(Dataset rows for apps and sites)

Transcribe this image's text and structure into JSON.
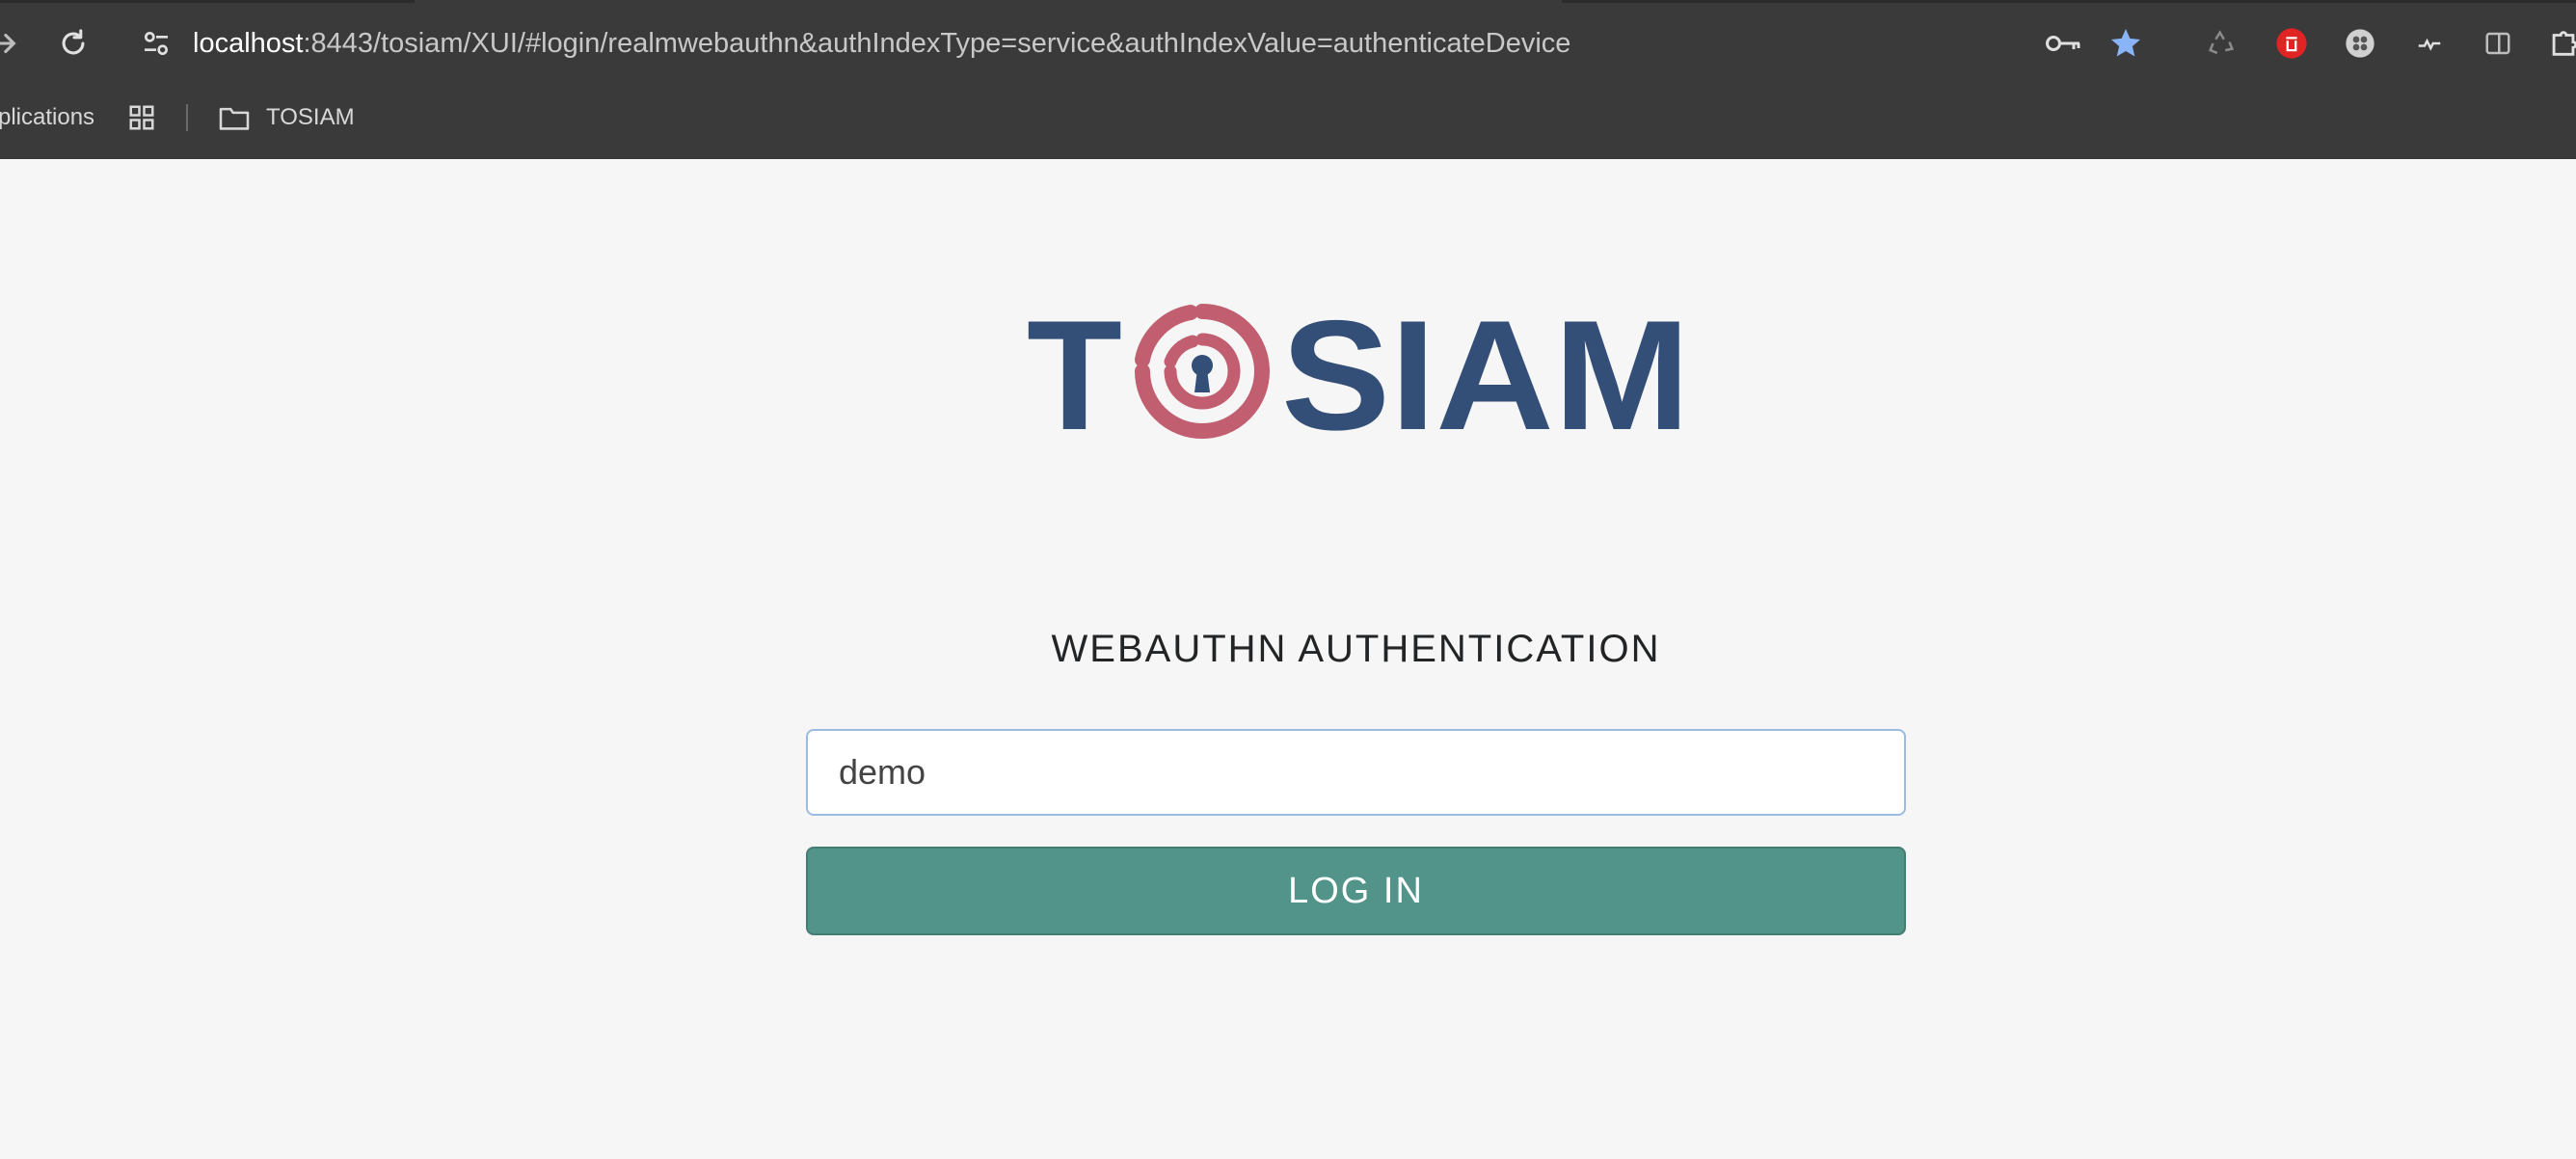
{
  "browser": {
    "url_host": "localhost",
    "url_rest": ":8443/tosiam/XUI/#login/realmwebauthn&authIndexType=service&authIndexValue=authenticateDevice",
    "bookmarks": [
      {
        "label": "plications",
        "icon": "apps-grid-icon"
      },
      {
        "label": "TOSIAM",
        "icon": "folder-icon"
      }
    ],
    "icons": [
      "back-icon",
      "reload-icon",
      "site-info-icon",
      "key-icon",
      "star-icon",
      "recycle-icon",
      "extension-red-icon",
      "extension-gray-icon",
      "extension-wave-icon",
      "side-panel-icon",
      "extensions-puzzle-icon"
    ],
    "star_color": "#8ab4f8"
  },
  "logo": {
    "letters_left": "T",
    "letters_right": "SIAM",
    "primary_color": "#344f77",
    "accent_color": "#c15e6f"
  },
  "login": {
    "heading": "WEBAUTHN AUTHENTICATION",
    "username_value": "demo",
    "button_label": "LOG IN",
    "button_color": "#52948a"
  }
}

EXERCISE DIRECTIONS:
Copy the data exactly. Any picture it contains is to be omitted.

EXERCISE RESULT:
Transcribe this image's text and structure into JSON.
{
  "browser": {
    "url_host": "localhost",
    "url_rest": ":8443/tosiam/XUI/#login/realmwebauthn&authIndexType=service&authIndexValue=authenticateDevice",
    "bookmarks": [
      {
        "label": "plications",
        "icon": "apps-grid-icon"
      },
      {
        "label": "TOSIAM",
        "icon": "folder-icon"
      }
    ],
    "icons": [
      "back-icon",
      "reload-icon",
      "site-info-icon",
      "key-icon",
      "star-icon",
      "recycle-icon",
      "extension-red-icon",
      "extension-gray-icon",
      "extension-wave-icon",
      "side-panel-icon",
      "extensions-puzzle-icon"
    ],
    "star_color": "#8ab4f8"
  },
  "logo": {
    "letters_left": "T",
    "letters_right": "SIAM",
    "primary_color": "#344f77",
    "accent_color": "#c15e6f"
  },
  "login": {
    "heading": "WEBAUTHN AUTHENTICATION",
    "username_value": "demo",
    "button_label": "LOG IN",
    "button_color": "#52948a"
  }
}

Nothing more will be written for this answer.